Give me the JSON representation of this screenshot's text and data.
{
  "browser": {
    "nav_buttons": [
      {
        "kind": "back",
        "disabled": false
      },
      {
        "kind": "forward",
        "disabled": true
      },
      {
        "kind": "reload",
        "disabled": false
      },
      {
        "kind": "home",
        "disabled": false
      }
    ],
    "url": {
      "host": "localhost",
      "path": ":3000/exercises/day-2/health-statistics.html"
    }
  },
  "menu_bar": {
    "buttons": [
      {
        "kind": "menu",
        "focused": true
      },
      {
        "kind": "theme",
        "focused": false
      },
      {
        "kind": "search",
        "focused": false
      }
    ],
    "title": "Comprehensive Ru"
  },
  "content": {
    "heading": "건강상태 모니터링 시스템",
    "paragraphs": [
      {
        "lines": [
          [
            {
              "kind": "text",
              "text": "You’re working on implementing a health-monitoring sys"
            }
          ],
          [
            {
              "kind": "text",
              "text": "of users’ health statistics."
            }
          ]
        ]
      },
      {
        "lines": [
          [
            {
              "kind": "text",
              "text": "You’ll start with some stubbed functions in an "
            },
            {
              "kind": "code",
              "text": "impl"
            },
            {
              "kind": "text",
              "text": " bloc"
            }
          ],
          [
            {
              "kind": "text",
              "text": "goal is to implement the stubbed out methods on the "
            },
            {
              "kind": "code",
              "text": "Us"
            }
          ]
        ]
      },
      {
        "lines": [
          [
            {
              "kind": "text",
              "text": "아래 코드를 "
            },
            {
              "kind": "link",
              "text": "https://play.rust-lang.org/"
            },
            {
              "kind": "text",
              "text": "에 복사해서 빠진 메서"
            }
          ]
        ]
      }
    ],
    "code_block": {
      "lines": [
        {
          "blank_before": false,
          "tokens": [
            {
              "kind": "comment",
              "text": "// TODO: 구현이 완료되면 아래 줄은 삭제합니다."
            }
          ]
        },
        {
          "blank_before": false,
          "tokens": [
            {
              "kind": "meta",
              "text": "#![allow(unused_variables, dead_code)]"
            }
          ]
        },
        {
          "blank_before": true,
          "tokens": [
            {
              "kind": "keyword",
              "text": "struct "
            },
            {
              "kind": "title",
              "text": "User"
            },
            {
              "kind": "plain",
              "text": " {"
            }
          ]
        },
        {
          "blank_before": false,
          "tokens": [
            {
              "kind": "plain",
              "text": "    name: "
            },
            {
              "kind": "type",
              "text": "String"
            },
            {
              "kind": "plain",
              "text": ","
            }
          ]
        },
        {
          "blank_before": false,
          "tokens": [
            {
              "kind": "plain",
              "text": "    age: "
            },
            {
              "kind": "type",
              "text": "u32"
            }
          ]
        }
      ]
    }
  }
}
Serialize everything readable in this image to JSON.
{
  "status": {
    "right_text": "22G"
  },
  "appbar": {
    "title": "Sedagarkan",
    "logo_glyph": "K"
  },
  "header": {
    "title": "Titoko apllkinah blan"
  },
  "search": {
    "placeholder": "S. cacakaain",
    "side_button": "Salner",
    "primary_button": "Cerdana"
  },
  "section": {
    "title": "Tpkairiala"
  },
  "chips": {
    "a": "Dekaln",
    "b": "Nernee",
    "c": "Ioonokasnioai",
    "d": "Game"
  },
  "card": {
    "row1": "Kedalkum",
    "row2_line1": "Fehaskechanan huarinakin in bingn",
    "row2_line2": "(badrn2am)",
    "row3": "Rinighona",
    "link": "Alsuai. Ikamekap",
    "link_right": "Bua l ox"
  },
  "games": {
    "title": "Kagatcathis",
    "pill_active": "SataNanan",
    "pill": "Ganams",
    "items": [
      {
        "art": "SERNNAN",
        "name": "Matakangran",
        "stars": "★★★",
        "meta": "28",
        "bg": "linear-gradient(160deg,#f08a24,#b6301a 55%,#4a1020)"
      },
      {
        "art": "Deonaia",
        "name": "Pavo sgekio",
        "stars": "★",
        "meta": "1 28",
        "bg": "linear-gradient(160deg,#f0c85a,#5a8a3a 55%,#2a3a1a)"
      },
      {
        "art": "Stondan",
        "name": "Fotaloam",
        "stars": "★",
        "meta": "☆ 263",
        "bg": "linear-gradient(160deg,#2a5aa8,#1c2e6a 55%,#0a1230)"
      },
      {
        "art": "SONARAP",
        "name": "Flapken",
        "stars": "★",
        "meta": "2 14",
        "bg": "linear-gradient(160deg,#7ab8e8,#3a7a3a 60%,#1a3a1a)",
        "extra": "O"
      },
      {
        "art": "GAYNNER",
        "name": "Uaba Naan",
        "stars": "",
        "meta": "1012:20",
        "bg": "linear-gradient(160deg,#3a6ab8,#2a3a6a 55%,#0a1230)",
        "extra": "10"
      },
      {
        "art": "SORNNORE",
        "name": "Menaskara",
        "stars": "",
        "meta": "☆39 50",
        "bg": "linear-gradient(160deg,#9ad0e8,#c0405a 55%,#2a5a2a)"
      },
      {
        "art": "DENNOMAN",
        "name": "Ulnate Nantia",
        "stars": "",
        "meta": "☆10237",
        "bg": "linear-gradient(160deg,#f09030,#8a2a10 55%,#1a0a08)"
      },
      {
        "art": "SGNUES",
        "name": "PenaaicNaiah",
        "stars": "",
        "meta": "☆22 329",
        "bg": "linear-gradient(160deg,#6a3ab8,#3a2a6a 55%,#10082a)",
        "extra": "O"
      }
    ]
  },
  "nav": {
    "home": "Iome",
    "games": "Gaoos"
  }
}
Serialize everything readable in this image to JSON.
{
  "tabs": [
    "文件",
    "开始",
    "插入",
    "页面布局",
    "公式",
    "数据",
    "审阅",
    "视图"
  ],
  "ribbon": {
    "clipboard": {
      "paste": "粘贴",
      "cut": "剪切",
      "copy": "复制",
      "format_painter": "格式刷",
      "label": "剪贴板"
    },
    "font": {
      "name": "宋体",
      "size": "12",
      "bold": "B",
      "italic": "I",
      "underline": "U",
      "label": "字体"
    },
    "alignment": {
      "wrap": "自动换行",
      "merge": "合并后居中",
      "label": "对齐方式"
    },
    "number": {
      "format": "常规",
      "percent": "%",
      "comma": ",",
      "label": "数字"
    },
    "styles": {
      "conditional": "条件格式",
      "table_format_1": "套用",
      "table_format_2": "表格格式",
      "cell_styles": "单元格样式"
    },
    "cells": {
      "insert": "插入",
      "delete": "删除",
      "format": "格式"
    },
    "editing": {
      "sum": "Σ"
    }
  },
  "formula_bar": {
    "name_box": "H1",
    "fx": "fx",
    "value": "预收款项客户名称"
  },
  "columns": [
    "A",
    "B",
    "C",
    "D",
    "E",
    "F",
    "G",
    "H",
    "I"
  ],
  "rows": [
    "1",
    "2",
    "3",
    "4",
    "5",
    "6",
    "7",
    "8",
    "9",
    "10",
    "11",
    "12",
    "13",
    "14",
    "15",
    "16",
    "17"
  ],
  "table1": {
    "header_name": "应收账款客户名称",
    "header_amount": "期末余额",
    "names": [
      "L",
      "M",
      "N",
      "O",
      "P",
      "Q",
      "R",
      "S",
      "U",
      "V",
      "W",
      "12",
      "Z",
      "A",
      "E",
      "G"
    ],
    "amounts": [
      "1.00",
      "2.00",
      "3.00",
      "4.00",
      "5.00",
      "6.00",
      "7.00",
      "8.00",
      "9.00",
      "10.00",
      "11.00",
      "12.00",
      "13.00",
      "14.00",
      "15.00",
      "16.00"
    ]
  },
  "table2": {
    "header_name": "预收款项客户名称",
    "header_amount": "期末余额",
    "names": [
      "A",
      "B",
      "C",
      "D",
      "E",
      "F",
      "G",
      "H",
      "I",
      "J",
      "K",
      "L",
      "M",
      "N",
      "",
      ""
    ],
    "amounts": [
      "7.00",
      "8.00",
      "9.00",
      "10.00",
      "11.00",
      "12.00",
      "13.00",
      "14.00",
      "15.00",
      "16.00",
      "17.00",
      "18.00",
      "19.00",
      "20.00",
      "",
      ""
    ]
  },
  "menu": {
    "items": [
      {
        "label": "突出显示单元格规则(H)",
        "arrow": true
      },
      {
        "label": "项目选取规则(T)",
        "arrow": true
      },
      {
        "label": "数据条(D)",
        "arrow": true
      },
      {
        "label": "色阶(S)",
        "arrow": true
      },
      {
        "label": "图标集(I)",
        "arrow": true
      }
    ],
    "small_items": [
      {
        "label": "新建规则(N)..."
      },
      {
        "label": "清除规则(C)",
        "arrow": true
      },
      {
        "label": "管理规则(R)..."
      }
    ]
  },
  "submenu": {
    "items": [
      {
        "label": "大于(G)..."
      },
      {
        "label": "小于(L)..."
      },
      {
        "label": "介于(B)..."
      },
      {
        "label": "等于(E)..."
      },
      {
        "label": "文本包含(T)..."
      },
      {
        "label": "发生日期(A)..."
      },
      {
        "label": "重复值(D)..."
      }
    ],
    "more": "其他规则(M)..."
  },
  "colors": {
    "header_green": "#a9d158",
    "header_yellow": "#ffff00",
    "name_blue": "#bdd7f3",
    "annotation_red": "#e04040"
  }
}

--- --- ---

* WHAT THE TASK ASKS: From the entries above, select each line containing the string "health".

* SOLUTION FOR THIS EXERCISE:
      "path": ":3000/exercises/day-2/health-statistics.html"
              "text": "You’re working on implementing a health-monitoring sys"
              "text": "of users’ health statistics."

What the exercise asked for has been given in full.